▶ **WORK REQUIRED**
Look through the records below and copy each line that includes the word "Properties".
-- -- --
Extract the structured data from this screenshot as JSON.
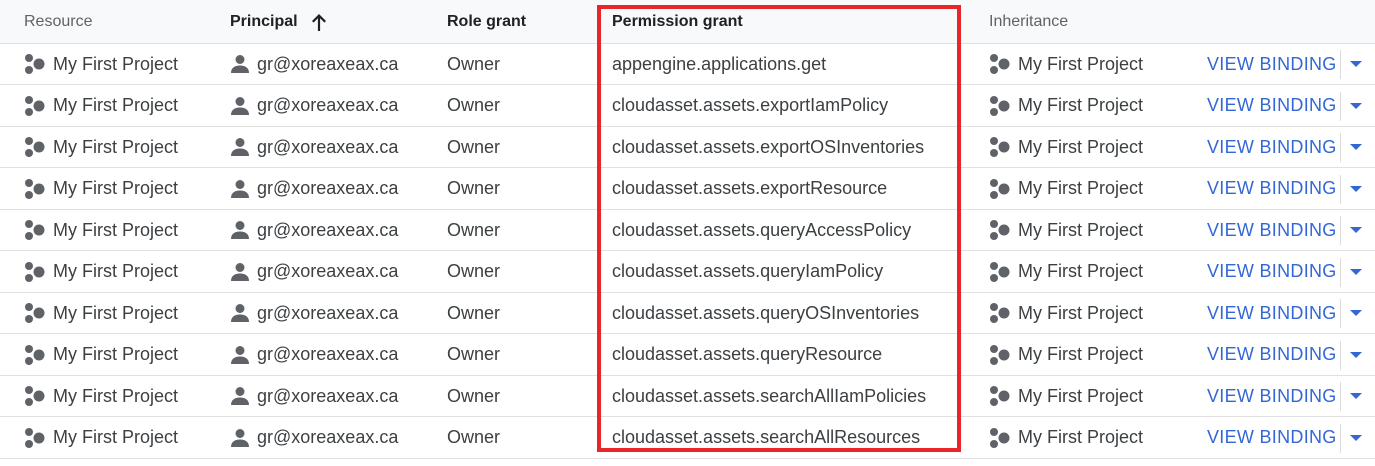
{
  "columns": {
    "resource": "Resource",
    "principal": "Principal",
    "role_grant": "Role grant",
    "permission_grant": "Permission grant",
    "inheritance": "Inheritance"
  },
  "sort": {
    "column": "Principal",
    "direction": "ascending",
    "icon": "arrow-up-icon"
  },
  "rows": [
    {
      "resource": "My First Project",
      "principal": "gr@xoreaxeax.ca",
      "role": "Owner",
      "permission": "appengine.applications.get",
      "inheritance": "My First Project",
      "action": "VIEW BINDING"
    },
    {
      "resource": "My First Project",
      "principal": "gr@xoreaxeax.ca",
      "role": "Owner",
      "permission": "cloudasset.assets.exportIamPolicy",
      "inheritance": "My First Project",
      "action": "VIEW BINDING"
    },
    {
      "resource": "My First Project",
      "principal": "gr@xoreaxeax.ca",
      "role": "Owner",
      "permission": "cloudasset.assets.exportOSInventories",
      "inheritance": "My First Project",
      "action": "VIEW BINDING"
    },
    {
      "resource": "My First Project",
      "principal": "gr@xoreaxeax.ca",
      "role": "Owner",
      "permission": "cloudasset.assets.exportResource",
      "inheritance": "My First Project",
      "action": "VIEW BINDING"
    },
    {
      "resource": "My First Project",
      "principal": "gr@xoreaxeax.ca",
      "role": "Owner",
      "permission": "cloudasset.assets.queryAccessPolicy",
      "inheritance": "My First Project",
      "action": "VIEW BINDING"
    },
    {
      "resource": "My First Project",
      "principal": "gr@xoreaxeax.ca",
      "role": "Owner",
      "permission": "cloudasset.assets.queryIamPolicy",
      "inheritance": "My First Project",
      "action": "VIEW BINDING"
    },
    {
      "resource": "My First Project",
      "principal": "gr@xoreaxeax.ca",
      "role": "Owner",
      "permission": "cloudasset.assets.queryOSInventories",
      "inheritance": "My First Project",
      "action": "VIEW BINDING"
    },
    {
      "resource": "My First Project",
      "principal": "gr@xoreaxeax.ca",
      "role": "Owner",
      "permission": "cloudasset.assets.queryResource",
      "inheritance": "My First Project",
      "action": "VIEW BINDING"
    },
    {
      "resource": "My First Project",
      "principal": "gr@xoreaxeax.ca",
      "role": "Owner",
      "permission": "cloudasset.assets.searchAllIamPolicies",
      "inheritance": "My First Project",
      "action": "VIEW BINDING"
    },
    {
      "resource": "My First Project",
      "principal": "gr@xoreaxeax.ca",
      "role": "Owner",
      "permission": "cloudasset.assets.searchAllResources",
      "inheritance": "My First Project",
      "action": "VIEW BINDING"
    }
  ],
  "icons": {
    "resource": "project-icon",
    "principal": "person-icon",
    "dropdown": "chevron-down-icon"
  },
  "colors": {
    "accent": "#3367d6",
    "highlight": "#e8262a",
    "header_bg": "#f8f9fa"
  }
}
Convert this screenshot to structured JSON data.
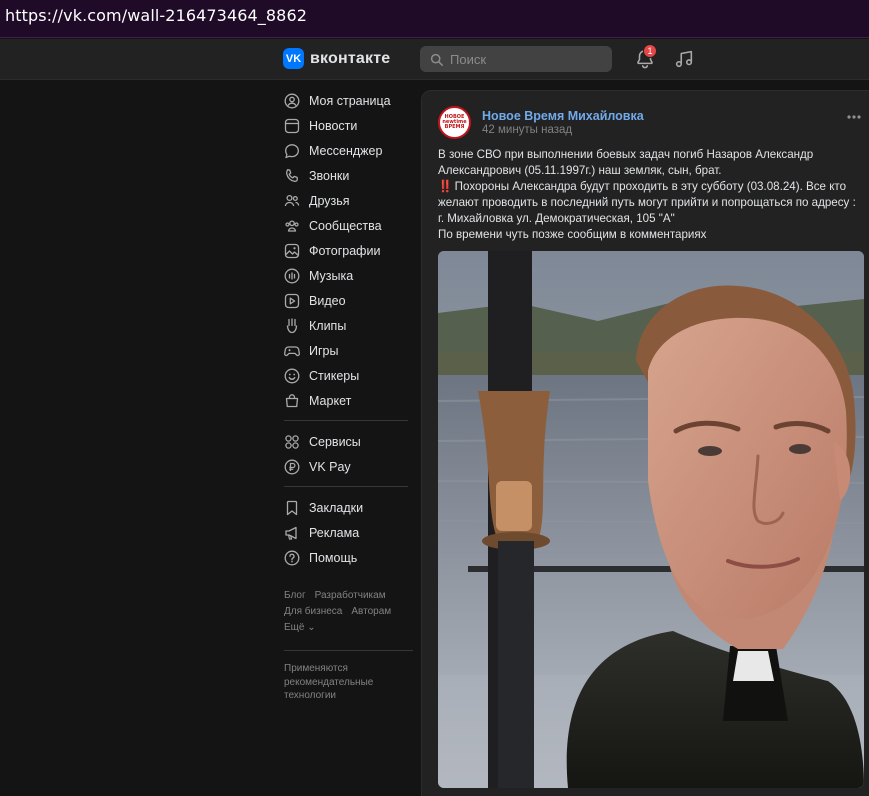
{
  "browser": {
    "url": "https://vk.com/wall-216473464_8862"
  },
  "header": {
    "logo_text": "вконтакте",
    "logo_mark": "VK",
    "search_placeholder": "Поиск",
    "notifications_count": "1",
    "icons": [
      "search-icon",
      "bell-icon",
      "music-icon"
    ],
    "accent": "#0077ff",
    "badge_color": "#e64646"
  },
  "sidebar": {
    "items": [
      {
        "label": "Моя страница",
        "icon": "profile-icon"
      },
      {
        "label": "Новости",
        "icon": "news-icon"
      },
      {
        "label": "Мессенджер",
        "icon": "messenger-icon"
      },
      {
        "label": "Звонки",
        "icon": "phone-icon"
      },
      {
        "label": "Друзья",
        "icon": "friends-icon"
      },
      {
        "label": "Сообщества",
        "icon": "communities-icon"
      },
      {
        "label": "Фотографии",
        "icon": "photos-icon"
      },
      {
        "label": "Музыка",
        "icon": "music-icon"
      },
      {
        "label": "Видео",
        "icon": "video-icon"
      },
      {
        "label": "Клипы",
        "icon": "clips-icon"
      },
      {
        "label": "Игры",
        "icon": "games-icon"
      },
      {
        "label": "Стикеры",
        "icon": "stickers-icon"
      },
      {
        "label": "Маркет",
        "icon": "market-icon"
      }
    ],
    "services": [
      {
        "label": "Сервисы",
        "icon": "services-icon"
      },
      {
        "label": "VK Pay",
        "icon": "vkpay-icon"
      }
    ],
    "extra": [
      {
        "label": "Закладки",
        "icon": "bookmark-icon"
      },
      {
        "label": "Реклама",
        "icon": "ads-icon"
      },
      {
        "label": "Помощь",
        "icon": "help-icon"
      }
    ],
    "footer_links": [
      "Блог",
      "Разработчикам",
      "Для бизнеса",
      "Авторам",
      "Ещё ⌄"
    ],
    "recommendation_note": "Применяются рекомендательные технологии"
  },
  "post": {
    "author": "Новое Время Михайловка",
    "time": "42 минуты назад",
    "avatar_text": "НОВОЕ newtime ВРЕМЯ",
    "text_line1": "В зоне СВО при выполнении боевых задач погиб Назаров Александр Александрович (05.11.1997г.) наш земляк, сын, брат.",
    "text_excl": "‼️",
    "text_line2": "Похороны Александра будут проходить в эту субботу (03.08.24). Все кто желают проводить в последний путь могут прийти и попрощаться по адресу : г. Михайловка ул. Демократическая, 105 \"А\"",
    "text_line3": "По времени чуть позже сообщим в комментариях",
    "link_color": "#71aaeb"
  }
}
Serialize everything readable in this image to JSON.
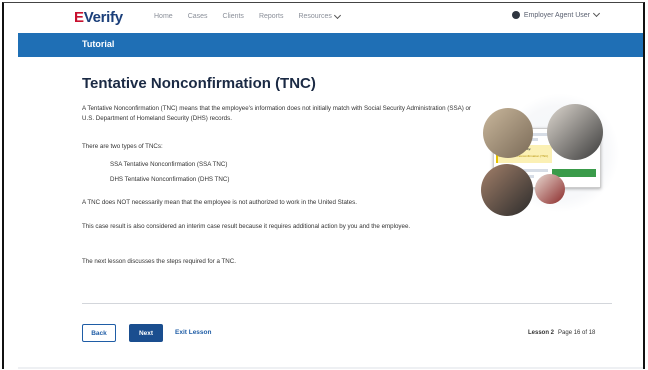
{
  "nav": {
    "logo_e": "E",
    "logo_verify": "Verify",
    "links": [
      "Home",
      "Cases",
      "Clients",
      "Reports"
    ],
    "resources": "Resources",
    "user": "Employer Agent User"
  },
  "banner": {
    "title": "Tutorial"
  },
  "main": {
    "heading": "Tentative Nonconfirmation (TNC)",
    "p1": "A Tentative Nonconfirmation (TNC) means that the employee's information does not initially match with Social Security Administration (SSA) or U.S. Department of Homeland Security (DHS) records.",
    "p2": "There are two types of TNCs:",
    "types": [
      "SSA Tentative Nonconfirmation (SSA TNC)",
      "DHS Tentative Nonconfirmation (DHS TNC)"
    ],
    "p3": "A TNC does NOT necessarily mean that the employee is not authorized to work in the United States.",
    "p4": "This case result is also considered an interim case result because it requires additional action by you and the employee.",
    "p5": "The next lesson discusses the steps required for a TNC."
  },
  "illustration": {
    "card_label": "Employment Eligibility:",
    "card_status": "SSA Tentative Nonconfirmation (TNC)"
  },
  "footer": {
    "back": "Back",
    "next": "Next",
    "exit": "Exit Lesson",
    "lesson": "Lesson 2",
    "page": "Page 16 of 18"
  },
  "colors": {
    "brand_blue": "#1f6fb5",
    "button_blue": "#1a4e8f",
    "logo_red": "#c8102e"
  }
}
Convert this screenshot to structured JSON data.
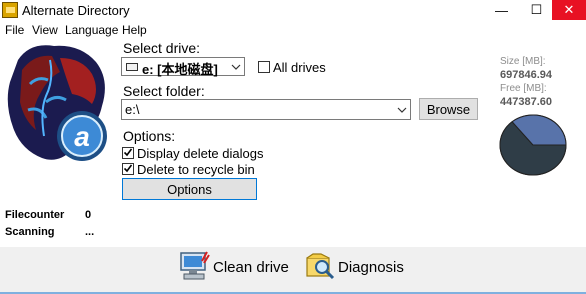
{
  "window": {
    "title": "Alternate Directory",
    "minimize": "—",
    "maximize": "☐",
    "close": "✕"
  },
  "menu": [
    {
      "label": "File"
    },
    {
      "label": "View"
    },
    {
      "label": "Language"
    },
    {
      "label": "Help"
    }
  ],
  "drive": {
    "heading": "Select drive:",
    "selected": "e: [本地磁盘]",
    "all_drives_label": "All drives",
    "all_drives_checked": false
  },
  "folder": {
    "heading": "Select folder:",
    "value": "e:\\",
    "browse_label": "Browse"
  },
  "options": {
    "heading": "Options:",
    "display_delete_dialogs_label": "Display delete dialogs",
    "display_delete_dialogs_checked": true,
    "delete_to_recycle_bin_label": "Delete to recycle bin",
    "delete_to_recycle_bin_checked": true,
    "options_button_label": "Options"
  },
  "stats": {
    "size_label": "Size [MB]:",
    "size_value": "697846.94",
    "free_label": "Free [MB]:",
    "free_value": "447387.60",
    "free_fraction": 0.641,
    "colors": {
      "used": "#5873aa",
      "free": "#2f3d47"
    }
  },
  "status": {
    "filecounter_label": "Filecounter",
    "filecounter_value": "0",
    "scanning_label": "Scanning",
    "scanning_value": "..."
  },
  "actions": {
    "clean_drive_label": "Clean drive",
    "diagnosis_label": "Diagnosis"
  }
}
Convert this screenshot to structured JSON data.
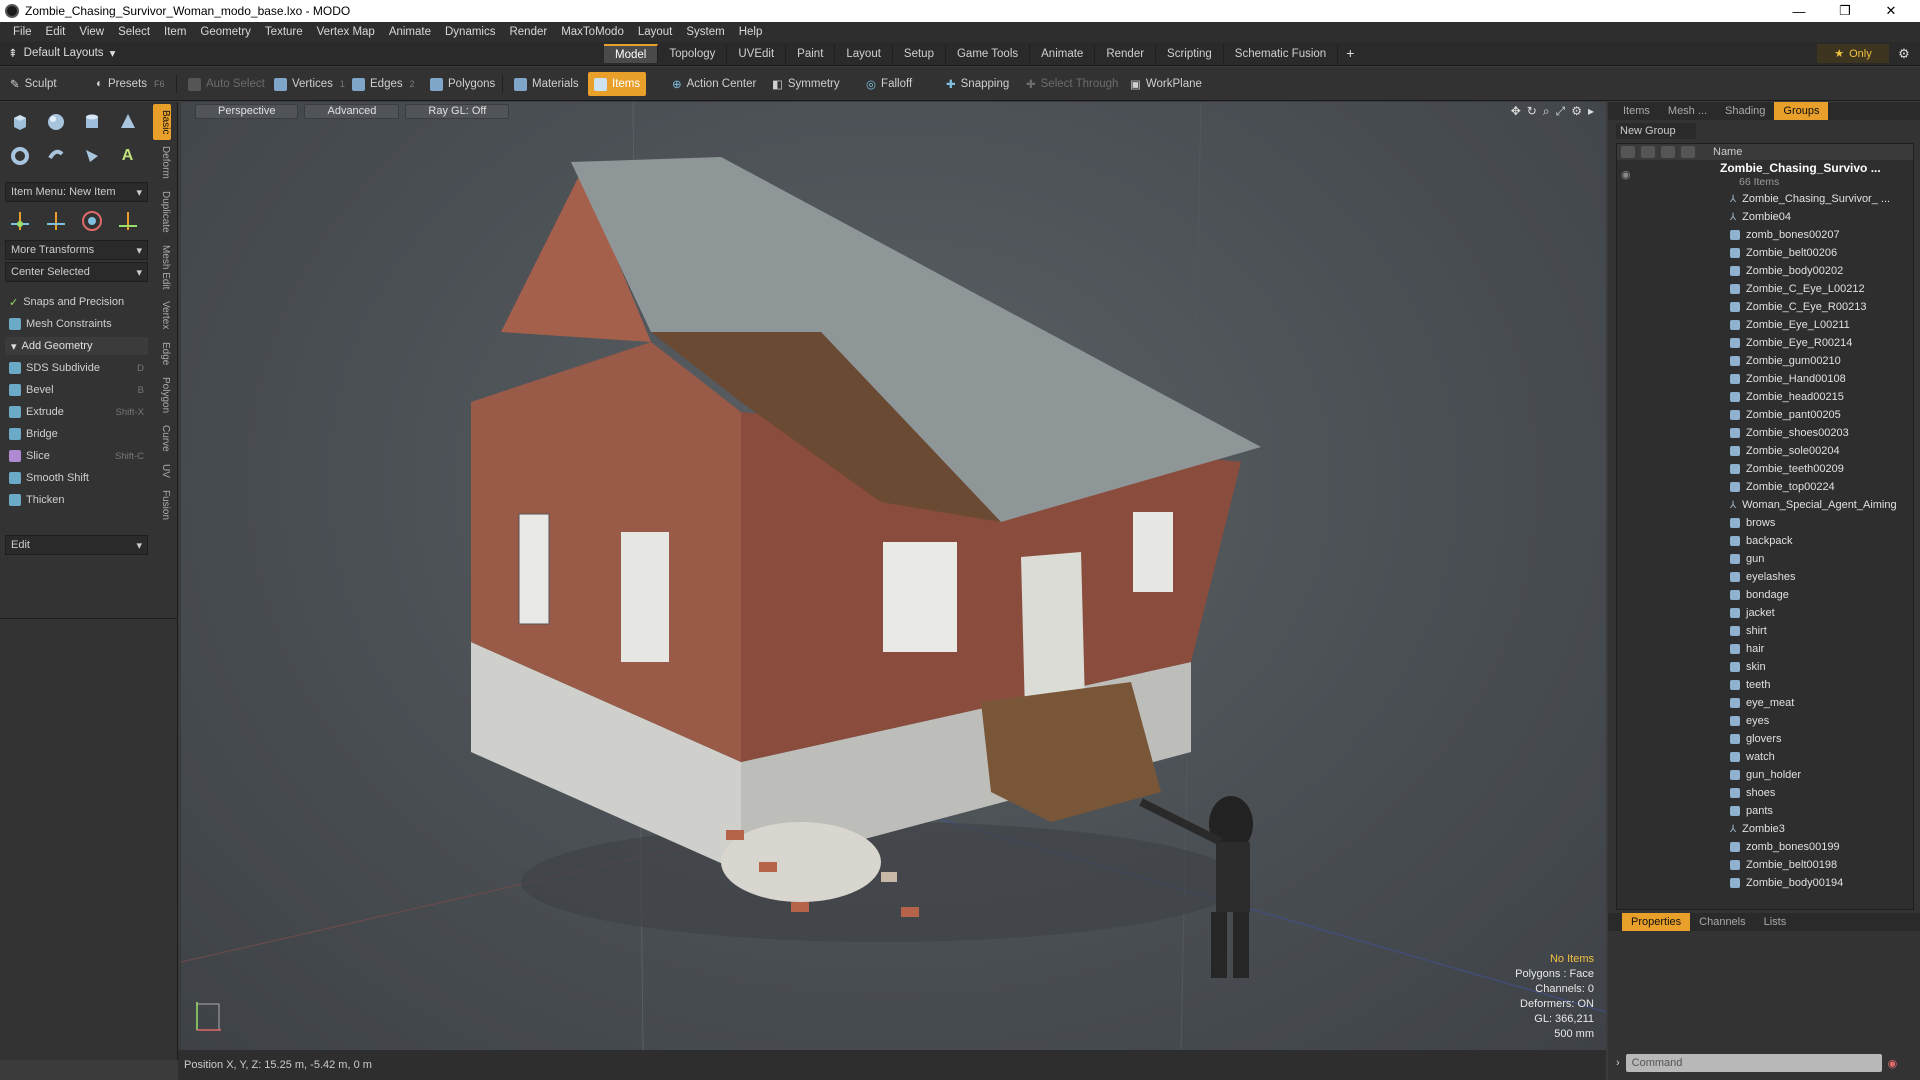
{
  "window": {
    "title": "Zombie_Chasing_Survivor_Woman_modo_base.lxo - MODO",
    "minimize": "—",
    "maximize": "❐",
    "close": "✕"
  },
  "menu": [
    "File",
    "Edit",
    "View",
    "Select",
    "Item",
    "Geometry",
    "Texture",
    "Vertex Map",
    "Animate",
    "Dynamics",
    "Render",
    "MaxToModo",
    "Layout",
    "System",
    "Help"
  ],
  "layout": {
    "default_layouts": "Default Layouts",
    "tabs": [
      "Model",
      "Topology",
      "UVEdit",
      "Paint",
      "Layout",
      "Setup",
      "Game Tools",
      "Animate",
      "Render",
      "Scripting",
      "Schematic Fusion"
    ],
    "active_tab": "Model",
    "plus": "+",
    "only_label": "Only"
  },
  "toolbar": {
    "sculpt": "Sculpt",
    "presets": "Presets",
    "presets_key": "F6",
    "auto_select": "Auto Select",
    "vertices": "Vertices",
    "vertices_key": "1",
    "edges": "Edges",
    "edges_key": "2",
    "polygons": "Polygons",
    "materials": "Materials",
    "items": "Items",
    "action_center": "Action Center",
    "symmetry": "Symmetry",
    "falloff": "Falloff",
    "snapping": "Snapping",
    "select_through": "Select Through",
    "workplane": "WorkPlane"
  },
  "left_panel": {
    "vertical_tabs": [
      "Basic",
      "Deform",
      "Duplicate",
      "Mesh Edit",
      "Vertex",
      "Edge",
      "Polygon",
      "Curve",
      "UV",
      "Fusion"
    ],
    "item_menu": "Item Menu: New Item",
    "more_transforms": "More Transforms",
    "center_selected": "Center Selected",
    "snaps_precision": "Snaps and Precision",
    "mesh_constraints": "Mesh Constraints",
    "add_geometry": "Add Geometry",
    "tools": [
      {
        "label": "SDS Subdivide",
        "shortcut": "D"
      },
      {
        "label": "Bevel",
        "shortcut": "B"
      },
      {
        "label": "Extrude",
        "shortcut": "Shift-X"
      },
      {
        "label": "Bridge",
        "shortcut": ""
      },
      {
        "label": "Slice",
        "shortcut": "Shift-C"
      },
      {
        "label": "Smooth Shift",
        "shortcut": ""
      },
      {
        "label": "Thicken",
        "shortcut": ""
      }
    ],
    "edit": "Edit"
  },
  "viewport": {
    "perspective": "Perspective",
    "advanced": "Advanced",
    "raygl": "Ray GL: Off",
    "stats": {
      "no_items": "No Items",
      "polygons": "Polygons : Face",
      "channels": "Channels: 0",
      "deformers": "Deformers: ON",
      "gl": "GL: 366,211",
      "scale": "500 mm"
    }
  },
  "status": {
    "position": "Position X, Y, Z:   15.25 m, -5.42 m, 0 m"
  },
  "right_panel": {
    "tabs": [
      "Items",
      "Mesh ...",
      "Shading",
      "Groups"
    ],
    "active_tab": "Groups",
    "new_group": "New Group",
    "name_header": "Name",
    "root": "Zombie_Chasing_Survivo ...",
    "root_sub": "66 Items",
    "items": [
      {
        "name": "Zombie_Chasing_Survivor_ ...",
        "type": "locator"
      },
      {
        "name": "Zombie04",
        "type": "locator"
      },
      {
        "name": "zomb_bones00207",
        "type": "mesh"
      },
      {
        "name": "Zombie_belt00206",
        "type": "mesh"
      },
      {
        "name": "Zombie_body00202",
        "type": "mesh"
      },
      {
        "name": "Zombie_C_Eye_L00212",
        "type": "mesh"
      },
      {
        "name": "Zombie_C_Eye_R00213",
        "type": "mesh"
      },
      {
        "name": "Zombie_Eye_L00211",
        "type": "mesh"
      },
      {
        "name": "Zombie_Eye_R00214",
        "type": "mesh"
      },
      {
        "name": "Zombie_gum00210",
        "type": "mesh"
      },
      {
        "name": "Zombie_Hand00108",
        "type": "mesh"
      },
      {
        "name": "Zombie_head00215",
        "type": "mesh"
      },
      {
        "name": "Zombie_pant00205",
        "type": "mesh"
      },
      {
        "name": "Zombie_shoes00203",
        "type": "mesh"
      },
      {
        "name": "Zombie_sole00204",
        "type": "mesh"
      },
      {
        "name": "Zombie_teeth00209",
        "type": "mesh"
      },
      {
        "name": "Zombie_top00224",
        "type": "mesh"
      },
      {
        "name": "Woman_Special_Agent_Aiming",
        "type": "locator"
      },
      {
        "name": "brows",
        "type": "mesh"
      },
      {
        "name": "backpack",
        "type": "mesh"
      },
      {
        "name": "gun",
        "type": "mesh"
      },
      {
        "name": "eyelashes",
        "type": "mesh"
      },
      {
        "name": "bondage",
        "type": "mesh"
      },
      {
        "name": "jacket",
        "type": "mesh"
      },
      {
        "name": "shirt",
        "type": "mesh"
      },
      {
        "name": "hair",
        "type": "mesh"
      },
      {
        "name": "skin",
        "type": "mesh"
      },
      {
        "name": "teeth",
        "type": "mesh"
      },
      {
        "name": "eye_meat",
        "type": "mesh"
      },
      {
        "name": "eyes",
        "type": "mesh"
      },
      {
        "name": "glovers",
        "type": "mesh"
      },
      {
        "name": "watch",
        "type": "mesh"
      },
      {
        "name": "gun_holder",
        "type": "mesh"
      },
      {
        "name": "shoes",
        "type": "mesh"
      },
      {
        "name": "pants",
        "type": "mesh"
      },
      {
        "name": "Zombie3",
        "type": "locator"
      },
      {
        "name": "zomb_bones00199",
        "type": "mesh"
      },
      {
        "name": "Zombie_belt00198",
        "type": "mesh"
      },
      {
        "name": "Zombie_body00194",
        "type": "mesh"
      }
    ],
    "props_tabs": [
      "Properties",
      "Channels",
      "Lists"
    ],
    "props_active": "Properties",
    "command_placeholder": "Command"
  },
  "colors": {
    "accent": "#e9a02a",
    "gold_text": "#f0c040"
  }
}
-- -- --
▶ **TASK RESPONSE**
      "Properties",
    "props_active": "Properties",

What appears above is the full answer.